▶ **Interface dataset entries**
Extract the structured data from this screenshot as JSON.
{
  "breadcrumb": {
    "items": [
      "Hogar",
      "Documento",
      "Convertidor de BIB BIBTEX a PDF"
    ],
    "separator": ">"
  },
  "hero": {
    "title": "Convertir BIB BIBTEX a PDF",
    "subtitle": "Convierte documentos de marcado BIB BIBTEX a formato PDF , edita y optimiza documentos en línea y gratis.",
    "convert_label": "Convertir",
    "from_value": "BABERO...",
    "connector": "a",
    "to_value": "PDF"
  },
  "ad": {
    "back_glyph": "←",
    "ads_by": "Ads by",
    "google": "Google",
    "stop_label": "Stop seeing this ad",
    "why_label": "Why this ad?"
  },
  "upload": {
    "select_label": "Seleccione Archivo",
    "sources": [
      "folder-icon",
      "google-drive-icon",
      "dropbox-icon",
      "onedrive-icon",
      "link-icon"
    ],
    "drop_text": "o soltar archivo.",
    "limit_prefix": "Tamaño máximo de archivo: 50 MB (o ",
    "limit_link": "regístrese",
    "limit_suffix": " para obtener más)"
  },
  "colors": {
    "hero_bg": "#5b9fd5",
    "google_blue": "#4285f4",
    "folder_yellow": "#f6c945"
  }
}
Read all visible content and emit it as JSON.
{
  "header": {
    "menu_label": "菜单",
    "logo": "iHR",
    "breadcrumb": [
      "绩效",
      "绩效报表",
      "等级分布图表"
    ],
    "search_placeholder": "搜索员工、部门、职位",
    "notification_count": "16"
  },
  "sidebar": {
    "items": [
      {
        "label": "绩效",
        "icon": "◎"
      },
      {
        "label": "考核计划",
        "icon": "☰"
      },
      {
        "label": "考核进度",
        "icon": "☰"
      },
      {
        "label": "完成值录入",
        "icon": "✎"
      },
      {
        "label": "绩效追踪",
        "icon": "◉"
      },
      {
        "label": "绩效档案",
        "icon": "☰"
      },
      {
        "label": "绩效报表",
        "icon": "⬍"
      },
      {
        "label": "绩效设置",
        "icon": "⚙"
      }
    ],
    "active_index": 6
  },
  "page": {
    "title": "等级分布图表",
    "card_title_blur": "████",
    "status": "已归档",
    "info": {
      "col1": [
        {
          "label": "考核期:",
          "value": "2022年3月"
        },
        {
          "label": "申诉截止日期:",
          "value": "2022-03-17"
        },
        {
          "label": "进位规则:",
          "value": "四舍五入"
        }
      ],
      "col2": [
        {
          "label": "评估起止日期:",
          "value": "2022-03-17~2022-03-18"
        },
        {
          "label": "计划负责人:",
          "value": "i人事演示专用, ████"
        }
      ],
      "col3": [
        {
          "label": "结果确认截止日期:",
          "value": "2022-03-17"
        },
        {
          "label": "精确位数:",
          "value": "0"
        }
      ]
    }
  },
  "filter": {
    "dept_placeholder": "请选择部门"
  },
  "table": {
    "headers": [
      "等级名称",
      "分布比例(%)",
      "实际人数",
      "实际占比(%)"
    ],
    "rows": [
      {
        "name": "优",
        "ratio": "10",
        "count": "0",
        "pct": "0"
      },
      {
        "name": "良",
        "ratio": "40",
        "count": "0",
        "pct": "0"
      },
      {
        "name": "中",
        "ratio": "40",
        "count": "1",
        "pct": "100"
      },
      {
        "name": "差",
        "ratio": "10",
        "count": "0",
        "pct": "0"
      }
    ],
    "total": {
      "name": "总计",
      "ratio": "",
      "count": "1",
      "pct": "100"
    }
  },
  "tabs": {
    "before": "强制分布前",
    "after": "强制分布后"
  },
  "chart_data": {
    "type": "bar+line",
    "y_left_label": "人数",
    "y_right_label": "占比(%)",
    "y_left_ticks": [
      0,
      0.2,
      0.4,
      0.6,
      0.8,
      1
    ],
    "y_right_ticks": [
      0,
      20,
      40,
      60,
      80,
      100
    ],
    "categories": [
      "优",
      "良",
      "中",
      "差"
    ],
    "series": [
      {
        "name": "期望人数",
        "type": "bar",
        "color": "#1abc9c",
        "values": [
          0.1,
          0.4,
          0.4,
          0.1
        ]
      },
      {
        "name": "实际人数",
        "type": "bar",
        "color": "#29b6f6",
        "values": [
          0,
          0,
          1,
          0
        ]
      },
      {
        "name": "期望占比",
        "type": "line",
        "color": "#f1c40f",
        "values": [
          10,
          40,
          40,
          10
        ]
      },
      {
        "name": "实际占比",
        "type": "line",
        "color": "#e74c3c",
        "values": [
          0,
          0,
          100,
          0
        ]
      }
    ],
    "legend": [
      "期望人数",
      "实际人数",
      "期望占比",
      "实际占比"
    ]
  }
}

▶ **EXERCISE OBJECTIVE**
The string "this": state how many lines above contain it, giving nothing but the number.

▶ **RESPONSE**
3